Alcohol use disorders are in part characterized by the loss of control over alcohol drinking and the emergence of negative emotionality during abstinence from alcohol. While the brain regions and neurotransmitter systems affected by chronic alcohol exposure are well characterized, our understanding of the specific neural circuits driving drinking escalation and negative affect during withdrawal remains limited. We have generated data indicating that neurons located in the parasubthalamic nucleus (PSTN), a small region of the posterior lateral hypothalamus whose function in addiction is currently unknown, may be a critical component of this circuitry. Specifically, we show that chemogenetic stimulation of PSTN neurons expressing the neuropeptide corticotropin- releasing factor (CRF) replicates the behavioral symptomatology of withdrawal and that PSTN neurons become activated in ethanol-dependent mice experiencing withdrawal.
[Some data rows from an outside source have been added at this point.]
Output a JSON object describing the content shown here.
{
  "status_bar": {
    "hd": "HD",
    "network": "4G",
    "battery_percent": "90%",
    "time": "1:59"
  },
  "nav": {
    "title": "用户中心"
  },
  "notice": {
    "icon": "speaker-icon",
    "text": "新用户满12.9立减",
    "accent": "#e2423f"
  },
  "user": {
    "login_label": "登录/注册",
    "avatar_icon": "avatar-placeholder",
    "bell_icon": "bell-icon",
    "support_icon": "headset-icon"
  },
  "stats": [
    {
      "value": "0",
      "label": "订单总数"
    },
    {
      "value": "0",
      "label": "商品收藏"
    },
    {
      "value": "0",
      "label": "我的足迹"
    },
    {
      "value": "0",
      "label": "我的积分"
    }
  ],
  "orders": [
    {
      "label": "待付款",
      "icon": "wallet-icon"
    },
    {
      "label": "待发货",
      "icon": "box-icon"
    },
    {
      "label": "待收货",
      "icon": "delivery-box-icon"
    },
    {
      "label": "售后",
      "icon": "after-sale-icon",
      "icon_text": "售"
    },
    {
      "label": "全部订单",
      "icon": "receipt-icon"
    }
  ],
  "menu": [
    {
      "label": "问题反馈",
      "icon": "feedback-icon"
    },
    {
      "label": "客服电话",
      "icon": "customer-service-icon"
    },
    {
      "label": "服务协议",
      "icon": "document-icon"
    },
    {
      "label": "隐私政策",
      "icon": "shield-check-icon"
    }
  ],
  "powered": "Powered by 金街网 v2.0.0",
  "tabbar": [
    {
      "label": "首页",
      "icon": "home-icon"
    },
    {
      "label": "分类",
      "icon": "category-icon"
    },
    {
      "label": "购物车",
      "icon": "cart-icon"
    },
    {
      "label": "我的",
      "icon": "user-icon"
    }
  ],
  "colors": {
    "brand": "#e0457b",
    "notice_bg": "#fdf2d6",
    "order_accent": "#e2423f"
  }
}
A first aim of this proposal is to explore the mechanisms underlying the phenotypes resulting from the chemogenetic activation of PSTN CRF neurons. We will evaluate the contribution of PSTN neurons projecting to the central nucleus of the amygdala (as opposed to other targets of the PSTN) and the role of CRF signaling (as opposed to other neurotransmitters co-released by PSTN CRF neurons). Another goal is to test the hypothesis that the PSTN is a critical node of the neuronal network driving the behavioral symptomatology of ethanol withdrawal. We will determine whether the activation of PSTN neurons is necessary to the expression of withdrawal symptoms in dependent mice, whether it drives the activation of downstream central amygdala neurons, and which neurotransmitter is implicated. Finally, we aim to understand how PSTN neurons become activated during ethanol withdrawal. We will use retrograde tracing combined with c-Fos mapping as well as electrophysiological recordings to investigate the mechanisms controlling the activity of PSTN neurons in the context of ethanol withdrawal. Throughout the project, we will leverage state-of-the-art genetic tools for the functional manipulation of specific neural pathways, local silencing of gene expression and neuronal mapping, along with whole-brain imaging. In addition, we will use a well- validated mouse model of ethanol dependence that we have refined with novel measures of affective perturbation. Altogether, the proposed experiments are designed to enhance our understanding of the neural circuitry that contributes to motivational and emotional dysfunction in alcohol use disorders and may provide novel avenues for the development of more efficacious treatments.
This research project investigates the role of a small region of the hypothalamus, the parasubthalamic nucleus, in the behavioral symptoms of alcohol dependence. This work will refine our understanding of the neural circuits and molecular mechanisms that are responsible for excessive drinking and affective dysfunction in alcohol use disorders.